  • Itami City Library (伊丹市立図書館)
  • Itami City Museum of Art (伊丹市立美術館)
  • Itami City Museum of Insects (伊丹市昆虫館)
  • Gogadzuka Kofun (御願塚古墳), a kofun from the Kofun period[4]

Notable people[edit]


  1. ^ a b c d e f g h i j k l m "Sake and Itami". Itami City. Archived from the original on 12 May 2018. Retrieved 12 May 2018.
  2. ^ a b c "伊丹市の統計" [Statistics of Itami City] (in Japanese). Itami City. 1 May 2018. Archived from the original on 12 May 2018. Retrieved 12 May 2018.
  3. ^ "伊丹市マスコットキャラクター「たみまる」の紹介" [Introduction of Itami City mascot character "Tamimaru"] (in Japanese). Itami City. Archived from the original on 12 May 2018. Retrieved 12 May 2018. たみまるの特徴・設定[:] カモ科の水鳥「マガモ」の雄がモチーフ。 [Characteristics and setting of Tamimaru: The motif of the male of the water bird 'Mallard' of the duck family.]
  4. ^ a b "御願塚古墳(ごがづかこふん)" [Gogadzuka Kofun (Go-ga-dzuka Ko-fun)] (in Japanese). Itami City.
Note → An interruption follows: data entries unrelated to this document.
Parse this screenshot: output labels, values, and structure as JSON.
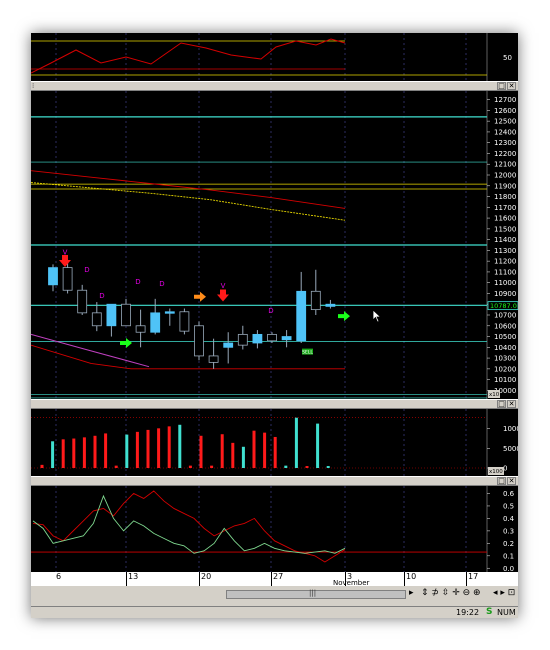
{
  "panels": {
    "osc_top": {
      "tick_label": "50",
      "tick_value": 50,
      "ylim": [
        0,
        100
      ],
      "level_line": 80
    },
    "price": {
      "ticks": [
        "12700",
        "12600",
        "12500",
        "12400",
        "12300",
        "12200",
        "12100",
        "12000",
        "11900",
        "11800",
        "11700",
        "11600",
        "11500",
        "11400",
        "11300",
        "11200",
        "11100",
        "11000",
        "10900",
        "10800",
        "10700",
        "10600",
        "10500",
        "10400",
        "10300",
        "10200",
        "10100",
        "10000"
      ],
      "ylim": [
        9920,
        12780
      ],
      "current_price": "10787.0",
      "scale_note": "x10",
      "hlines": [
        12540,
        12120,
        11915,
        11870,
        11350,
        10790,
        10455,
        9960,
        9930
      ],
      "candles": [
        {
          "o": 10980,
          "h": 11170,
          "l": 10920,
          "c": 11140
        },
        {
          "o": 11140,
          "h": 11200,
          "l": 10900,
          "c": 10930
        },
        {
          "o": 10930,
          "h": 10980,
          "l": 10700,
          "c": 10720
        },
        {
          "o": 10720,
          "h": 10820,
          "l": 10550,
          "c": 10600
        },
        {
          "o": 10600,
          "h": 10800,
          "l": 10500,
          "c": 10800
        },
        {
          "o": 10800,
          "h": 10850,
          "l": 10600,
          "c": 10600
        },
        {
          "o": 10600,
          "h": 10750,
          "l": 10400,
          "c": 10540
        },
        {
          "o": 10540,
          "h": 10850,
          "l": 10520,
          "c": 10720
        },
        {
          "o": 10720,
          "h": 10760,
          "l": 10600,
          "c": 10730
        },
        {
          "o": 10730,
          "h": 10760,
          "l": 10520,
          "c": 10550
        },
        {
          "o": 10600,
          "h": 10640,
          "l": 10280,
          "c": 10320
        },
        {
          "o": 10320,
          "h": 10480,
          "l": 10200,
          "c": 10260
        },
        {
          "o": 10400,
          "h": 10540,
          "l": 10250,
          "c": 10440
        },
        {
          "o": 10520,
          "h": 10600,
          "l": 10380,
          "c": 10420
        },
        {
          "o": 10440,
          "h": 10560,
          "l": 10390,
          "c": 10520
        },
        {
          "o": 10520,
          "h": 10540,
          "l": 10440,
          "c": 10460
        },
        {
          "o": 10470,
          "h": 10560,
          "l": 10400,
          "c": 10500
        },
        {
          "o": 10460,
          "h": 11100,
          "l": 10440,
          "c": 10920
        },
        {
          "o": 10920,
          "h": 11120,
          "l": 10700,
          "c": 10750
        },
        {
          "o": 10780,
          "h": 10840,
          "l": 10760,
          "c": 10800
        }
      ],
      "markers": {
        "letters": [
          "V",
          "D",
          "D",
          "D",
          "D",
          "V",
          "D"
        ],
        "signal_text": "SELL"
      }
    },
    "volume": {
      "ticks": [
        "10000",
        "5000",
        "0"
      ],
      "scale_note": "x100",
      "ylim": [
        0,
        14000
      ],
      "values": [
        800,
        6800,
        7300,
        7500,
        7800,
        8200,
        8800,
        600,
        8500,
        9200,
        9700,
        10100,
        10600,
        11000,
        600,
        8200,
        600,
        8600,
        6400,
        5400,
        9500,
        9000,
        7900,
        600,
        12800,
        500,
        11300,
        500
      ],
      "colors": [
        "r",
        "c",
        "r",
        "r",
        "r",
        "r",
        "r",
        "r",
        "c",
        "r",
        "r",
        "r",
        "r",
        "c",
        "r",
        "r",
        "r",
        "r",
        "r",
        "c",
        "r",
        "r",
        "r",
        "c",
        "c",
        "r",
        "c",
        "c"
      ]
    },
    "stoch": {
      "ticks": [
        "0.6",
        "0.5",
        "0.4",
        "0.3",
        "0.2",
        "0.1",
        "0.0"
      ],
      "ylim": [
        -0.03,
        0.66
      ],
      "level_line": 0.13,
      "k": [
        0.36,
        0.35,
        0.26,
        0.22,
        0.3,
        0.38,
        0.46,
        0.48,
        0.42,
        0.52,
        0.6,
        0.56,
        0.62,
        0.54,
        0.48,
        0.44,
        0.4,
        0.32,
        0.26,
        0.3,
        0.34,
        0.36,
        0.4,
        0.3,
        0.22,
        0.18,
        0.14,
        0.12,
        0.1,
        0.05,
        0.1,
        0.15
      ],
      "d": [
        0.38,
        0.32,
        0.2,
        0.22,
        0.24,
        0.26,
        0.36,
        0.58,
        0.4,
        0.3,
        0.38,
        0.34,
        0.28,
        0.24,
        0.2,
        0.18,
        0.12,
        0.14,
        0.2,
        0.32,
        0.22,
        0.14,
        0.16,
        0.2,
        0.16,
        0.14,
        0.13,
        0.12,
        0.13,
        0.14,
        0.12,
        0.16
      ]
    }
  },
  "time_axis": {
    "labels": [
      "6",
      "13",
      "20",
      "27",
      "3",
      "10",
      "17"
    ],
    "month": "November"
  },
  "titlebar_buttons": {
    "restore": "□",
    "close": "✕"
  },
  "status_bar": {
    "time": "19:22",
    "indicator": "S",
    "num_lock": "NUM"
  },
  "scroll_grip": "|||",
  "colors": {
    "bull": "#4fc3f7",
    "bear": "#ff1a1a",
    "hline": "#40e0d0",
    "ma_red": "#d40000",
    "ma_yellow": "#e8d800",
    "marker": "#e000e0",
    "grid": "#4a4aa0"
  }
}
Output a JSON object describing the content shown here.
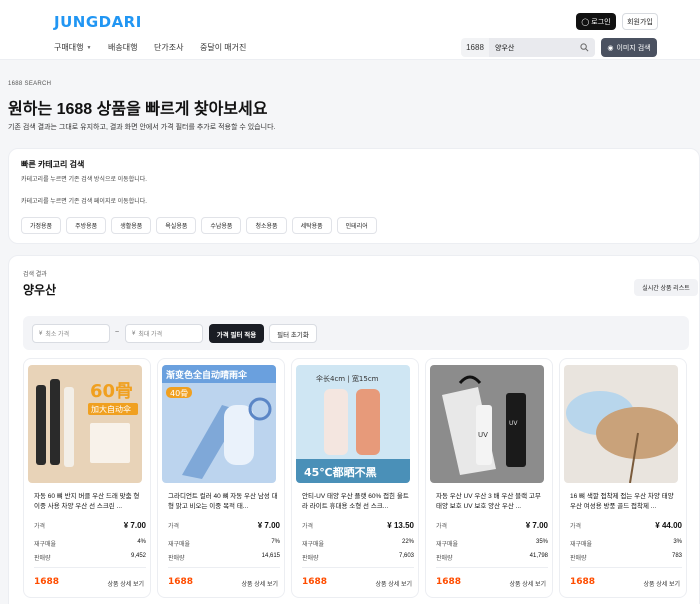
{
  "header": {
    "logo": "JUNGDARI",
    "login_label": "로그인",
    "signup_label": "회원가입",
    "nav": [
      "구매대행",
      "배송대행",
      "단가조사",
      "중달이 매거진"
    ],
    "search_prefix": "1688",
    "search_value": "양우산",
    "image_search_label": "이미지 검색"
  },
  "hero": {
    "eyebrow": "1688 SEARCH",
    "title": "원하는 1688 상품을 빠르게 찾아보세요",
    "desc": "기존 검색 결과는 그대로 유지하고, 결과 화면 안에서 가격 필터를 추가로 적용할 수 있습니다."
  },
  "quick": {
    "title": "빠른 카테고리 검색",
    "sub": "카테고리를 누르면 기존 검색 방식으로 이동합니다.",
    "note": "카테고리를 누르면 기존 검색 페이지로 이동합니다.",
    "categories": [
      "가정용품",
      "주방용품",
      "생활용품",
      "욕실용품",
      "수납용품",
      "청소용품",
      "세탁용품",
      "인테리어"
    ]
  },
  "results": {
    "eyebrow": "검색 결과",
    "title": "양우산",
    "realtime_label": "실시간 상품 리스트",
    "min_placeholder": "최소 가격",
    "max_placeholder": "최대 가격",
    "currency": "¥",
    "tilde": "~",
    "apply_label": "가격 필터 적용",
    "reset_label": "필터 초기화",
    "labels": {
      "price": "가격",
      "repurchase": "재구매율",
      "sales": "판매량"
    },
    "brand": "1688",
    "detail_label": "상품 상세 보기",
    "products": [
      {
        "title": "자동 60 뼈 반지 버클 우산 드래 맞춤 형 이중 사용 차양 우산 선 스크린 ...",
        "price": "¥ 7.00",
        "repurchase": "4%",
        "sales": "9,452",
        "img_text1": "60骨",
        "img_text2": "加大自动伞",
        "colors": [
          "#e8d3b8",
          "#2a2a2a",
          "#f0a020"
        ]
      },
      {
        "title": "그라디언트 컬러 40 뼈 자동 우산 남성 대형 맑고 비오는 이중 목적 태...",
        "price": "¥ 7.00",
        "repurchase": "7%",
        "sales": "14,615",
        "img_text1": "40骨",
        "img_text2": "渐变色全自动晴雨伞",
        "colors": [
          "#bcd4ee",
          "#7fa8d8",
          "#f0a020"
        ]
      },
      {
        "title": "안티-UV 태양 우산 플랫 60% 접힌 울트라 라이트 휴대용 소형 선 스크...",
        "price": "¥ 13.50",
        "repurchase": "22%",
        "sales": "7,603",
        "img_text1": "45℃都晒不黑",
        "img_text2": "伞长4cm | 宽15cm",
        "colors": [
          "#cfe6f3",
          "#e79a7a",
          "#4a90b8"
        ]
      },
      {
        "title": "자동 우산 UV 우산 3 배 우산 블랙 고무 태양 보호 UV 보호 양산 우산 ...",
        "price": "¥ 7.00",
        "repurchase": "35%",
        "sales": "41,798",
        "img_text1": "UV",
        "img_text2": "",
        "colors": [
          "#8c8c8c",
          "#1a1a1a",
          "#e8e8e8"
        ]
      },
      {
        "title": "16 뼈 색깔 접착제 접는 우산 차양 태양 우산 여성용 방풍 골드 접착제 ...",
        "price": "¥ 44.00",
        "repurchase": "3%",
        "sales": "783",
        "img_text1": "",
        "img_text2": "",
        "colors": [
          "#e9e4de",
          "#b8d6ec",
          "#c9a27a"
        ]
      }
    ]
  }
}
Archived from the original on 12 May 2018. Retrieved 12 May 2018.
  5. ^ "ウリハッキョ一覧" (Archive). Chongryon. Retrieved on October 14, 2015.
  6. ^ "TID Travel Journal "Itami City: Dream and Fascination"". Hyogo Tourism Association. Retrieved April 2, 2015.
  7. ^ Dr. Katsuhiro Sasuga (28 October 2004). Microregionalism and Governance in East Asia. Routledge. p. 144. ISBN 0-415-33134-X.
  8. ^ "Kakimori Bunko" (in English and Japanese). Itami City. Archived from the original on 12 May 2018. Retrieved 12 May 2018.
    "The Public Interest Incorporated Foundation, Kakimori Bunko". Itami City. Archived from the original on 12 May 2018. Retrieved 12 May 2018.
  9. ^ "Kakimori Bunko – haiku poetry and painting collection". Kakimori Bunko. Archived from the original on 12 May 2018. Retrieved 12 May 2018. Kakimori* Bunko is a museum-library for the Kakimori Collection, one of the world's three** major collections of haiku poetry and painting. It was founded in November 1984. The collection itself was assembled by the late Professor Rihei Okada (1892–1982), an honorary citizen of Itami and authority on Japanese classical literature.

External links[edit]